» Aim of the task: Every line that appears in the listing is to be set down verbatim.

» Data section:

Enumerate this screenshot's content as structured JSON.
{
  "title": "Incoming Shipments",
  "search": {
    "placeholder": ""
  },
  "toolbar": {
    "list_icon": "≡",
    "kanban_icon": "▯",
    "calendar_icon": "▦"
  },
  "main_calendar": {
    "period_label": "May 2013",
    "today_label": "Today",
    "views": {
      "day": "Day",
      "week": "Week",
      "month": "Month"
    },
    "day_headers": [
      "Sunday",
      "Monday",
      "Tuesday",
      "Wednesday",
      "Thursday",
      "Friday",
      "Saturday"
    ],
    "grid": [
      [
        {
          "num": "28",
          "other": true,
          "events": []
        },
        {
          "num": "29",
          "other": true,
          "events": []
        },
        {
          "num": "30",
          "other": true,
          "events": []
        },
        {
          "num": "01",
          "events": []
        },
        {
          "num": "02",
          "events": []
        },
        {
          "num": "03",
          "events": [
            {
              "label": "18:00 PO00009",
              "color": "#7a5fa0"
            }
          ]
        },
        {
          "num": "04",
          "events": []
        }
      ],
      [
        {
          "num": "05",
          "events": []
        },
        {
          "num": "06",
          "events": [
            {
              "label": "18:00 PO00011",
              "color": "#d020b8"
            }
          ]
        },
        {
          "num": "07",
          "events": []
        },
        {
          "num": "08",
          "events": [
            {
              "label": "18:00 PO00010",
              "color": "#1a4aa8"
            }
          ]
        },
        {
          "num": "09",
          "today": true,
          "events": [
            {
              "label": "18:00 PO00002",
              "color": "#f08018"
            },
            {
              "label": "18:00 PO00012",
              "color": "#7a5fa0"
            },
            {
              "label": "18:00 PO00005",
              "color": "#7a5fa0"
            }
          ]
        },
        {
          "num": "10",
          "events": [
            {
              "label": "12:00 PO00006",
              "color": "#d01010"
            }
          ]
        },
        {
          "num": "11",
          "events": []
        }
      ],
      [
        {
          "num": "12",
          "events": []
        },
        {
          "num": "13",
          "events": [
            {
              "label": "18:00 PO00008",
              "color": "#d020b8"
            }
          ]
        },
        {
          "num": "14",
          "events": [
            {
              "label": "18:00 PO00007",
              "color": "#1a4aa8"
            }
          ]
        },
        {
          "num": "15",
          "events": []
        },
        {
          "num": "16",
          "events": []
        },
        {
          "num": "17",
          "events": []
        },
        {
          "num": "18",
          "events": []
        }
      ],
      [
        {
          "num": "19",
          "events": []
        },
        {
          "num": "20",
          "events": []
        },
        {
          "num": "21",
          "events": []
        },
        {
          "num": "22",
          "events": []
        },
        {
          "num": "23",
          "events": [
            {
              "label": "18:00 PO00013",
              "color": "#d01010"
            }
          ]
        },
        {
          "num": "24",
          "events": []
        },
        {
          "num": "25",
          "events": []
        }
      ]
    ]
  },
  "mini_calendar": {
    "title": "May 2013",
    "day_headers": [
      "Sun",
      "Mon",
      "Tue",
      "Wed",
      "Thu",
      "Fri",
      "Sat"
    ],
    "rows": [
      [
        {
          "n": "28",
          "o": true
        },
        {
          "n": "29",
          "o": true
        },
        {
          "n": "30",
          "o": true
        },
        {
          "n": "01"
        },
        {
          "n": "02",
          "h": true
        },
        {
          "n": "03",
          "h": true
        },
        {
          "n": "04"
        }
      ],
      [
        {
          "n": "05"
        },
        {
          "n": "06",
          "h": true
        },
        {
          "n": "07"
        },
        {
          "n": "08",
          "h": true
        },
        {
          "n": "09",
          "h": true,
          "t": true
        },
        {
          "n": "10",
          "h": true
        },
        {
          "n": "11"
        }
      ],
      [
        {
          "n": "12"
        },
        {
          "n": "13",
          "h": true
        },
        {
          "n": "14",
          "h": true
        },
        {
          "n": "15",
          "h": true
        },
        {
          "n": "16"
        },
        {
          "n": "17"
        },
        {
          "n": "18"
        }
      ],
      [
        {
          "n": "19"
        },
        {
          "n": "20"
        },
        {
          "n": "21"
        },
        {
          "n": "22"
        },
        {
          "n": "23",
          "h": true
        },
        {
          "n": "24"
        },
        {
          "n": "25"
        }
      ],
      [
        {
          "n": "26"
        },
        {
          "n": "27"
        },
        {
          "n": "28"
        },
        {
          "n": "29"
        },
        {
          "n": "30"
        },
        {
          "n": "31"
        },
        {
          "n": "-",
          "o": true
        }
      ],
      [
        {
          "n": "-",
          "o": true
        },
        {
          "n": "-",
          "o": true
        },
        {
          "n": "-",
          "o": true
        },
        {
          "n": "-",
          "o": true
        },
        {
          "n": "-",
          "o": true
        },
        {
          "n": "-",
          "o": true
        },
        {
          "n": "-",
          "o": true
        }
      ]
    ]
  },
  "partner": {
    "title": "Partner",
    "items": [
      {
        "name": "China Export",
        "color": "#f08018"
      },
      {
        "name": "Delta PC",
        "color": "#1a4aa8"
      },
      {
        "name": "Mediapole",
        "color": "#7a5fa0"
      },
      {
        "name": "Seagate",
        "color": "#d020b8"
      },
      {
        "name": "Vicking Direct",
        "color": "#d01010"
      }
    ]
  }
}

» Result for this exercise:
Enumerate this screenshot's content as structured JSON.
{
  "title": "Incoming Shipments",
  "search": {
    "placeholder": ""
  },
  "toolbar": {
    "list_icon": "≡",
    "kanban_icon": "▯",
    "calendar_icon": "▦"
  },
  "main_calendar": {
    "period_label": "May 2013",
    "today_label": "Today",
    "views": {
      "day": "Day",
      "week": "Week",
      "month": "Month"
    },
    "day_headers": [
      "Sunday",
      "Monday",
      "Tuesday",
      "Wednesday",
      "Thursday",
      "Friday",
      "Saturday"
    ],
    "grid": [
      [
        {
          "num": "28",
          "other": true,
          "events": []
        },
        {
          "num": "29",
          "other": true,
          "events": []
        },
        {
          "num": "30",
          "other": true,
          "events": []
        },
        {
          "num": "01",
          "events": []
        },
        {
          "num": "02",
          "events": []
        },
        {
          "num": "03",
          "events": [
            {
              "label": "18:00 PO00009",
              "color": "#7a5fa0"
            }
          ]
        },
        {
          "num": "04",
          "events": []
        }
      ],
      [
        {
          "num": "05",
          "events": []
        },
        {
          "num": "06",
          "events": [
            {
              "label": "18:00 PO00011",
              "color": "#d020b8"
            }
          ]
        },
        {
          "num": "07",
          "events": []
        },
        {
          "num": "08",
          "events": [
            {
              "label": "18:00 PO00010",
              "color": "#1a4aa8"
            }
          ]
        },
        {
          "num": "09",
          "today": true,
          "events": [
            {
              "label": "18:00 PO00002",
              "color": "#f08018"
            },
            {
              "label": "18:00 PO00012",
              "color": "#7a5fa0"
            },
            {
              "label": "18:00 PO00005",
              "color": "#7a5fa0"
            }
          ]
        },
        {
          "num": "10",
          "events": [
            {
              "label": "12:00 PO00006",
              "color": "#d01010"
            }
          ]
        },
        {
          "num": "11",
          "events": []
        }
      ],
      [
        {
          "num": "12",
          "events": []
        },
        {
          "num": "13",
          "events": [
            {
              "label": "18:00 PO00008",
              "color": "#d020b8"
            }
          ]
        },
        {
          "num": "14",
          "events": [
            {
              "label": "18:00 PO00007",
              "color": "#1a4aa8"
            }
          ]
        },
        {
          "num": "15",
          "events": []
        },
        {
          "num": "16",
          "events": []
        },
        {
          "num": "17",
          "events": []
        },
        {
          "num": "18",
          "events": []
        }
      ],
      [
        {
          "num": "19",
          "events": []
        },
        {
          "num": "20",
          "events": []
        },
        {
          "num": "21",
          "events": []
        },
        {
          "num": "22",
          "events": []
        },
        {
          "num": "23",
          "events": [
            {
              "label": "18:00 PO00013",
              "color": "#d01010"
            }
          ]
        },
        {
          "num": "24",
          "events": []
        },
        {
          "num": "25",
          "events": []
        }
      ]
    ]
  },
  "mini_calendar": {
    "title": "May 2013",
    "day_headers": [
      "Sun",
      "Mon",
      "Tue",
      "Wed",
      "Thu",
      "Fri",
      "Sat"
    ],
    "rows": [
      [
        {
          "n": "28",
          "o": true
        },
        {
          "n": "29",
          "o": true
        },
        {
          "n": "30",
          "o": true
        },
        {
          "n": "01"
        },
        {
          "n": "02",
          "h": true
        },
        {
          "n": "03",
          "h": true
        },
        {
          "n": "04"
        }
      ],
      [
        {
          "n": "05"
        },
        {
          "n": "06",
          "h": true
        },
        {
          "n": "07"
        },
        {
          "n": "08",
          "h": true
        },
        {
          "n": "09",
          "h": true,
          "t": true
        },
        {
          "n": "10",
          "h": true
        },
        {
          "n": "11"
        }
      ],
      [
        {
          "n": "12"
        },
        {
          "n": "13",
          "h": true
        },
        {
          "n": "14",
          "h": true
        },
        {
          "n": "15",
          "h": true
        },
        {
          "n": "16"
        },
        {
          "n": "17"
        },
        {
          "n": "18"
        }
      ],
      [
        {
          "n": "19"
        },
        {
          "n": "20"
        },
        {
          "n": "21"
        },
        {
          "n": "22"
        },
        {
          "n": "23",
          "h": true
        },
        {
          "n": "24"
        },
        {
          "n": "25"
        }
      ],
      [
        {
          "n": "26"
        },
        {
          "n": "27"
        },
        {
          "n": "28"
        },
        {
          "n": "29"
        },
        {
          "n": "30"
        },
        {
          "n": "31"
        },
        {
          "n": "-",
          "o": true
        }
      ],
      [
        {
          "n": "-",
          "o": true
        },
        {
          "n": "-",
          "o": true
        },
        {
          "n": "-",
          "o": true
        },
        {
          "n": "-",
          "o": true
        },
        {
          "n": "-",
          "o": true
        },
        {
          "n": "-",
          "o": true
        },
        {
          "n": "-",
          "o": true
        }
      ]
    ]
  },
  "partner": {
    "title": "Partner",
    "items": [
      {
        "name": "China Export",
        "color": "#f08018"
      },
      {
        "name": "Delta PC",
        "color": "#1a4aa8"
      },
      {
        "name": "Mediapole",
        "color": "#7a5fa0"
      },
      {
        "name": "Seagate",
        "color": "#d020b8"
      },
      {
        "name": "Vicking Direct",
        "color": "#d01010"
      }
    ]
  }
}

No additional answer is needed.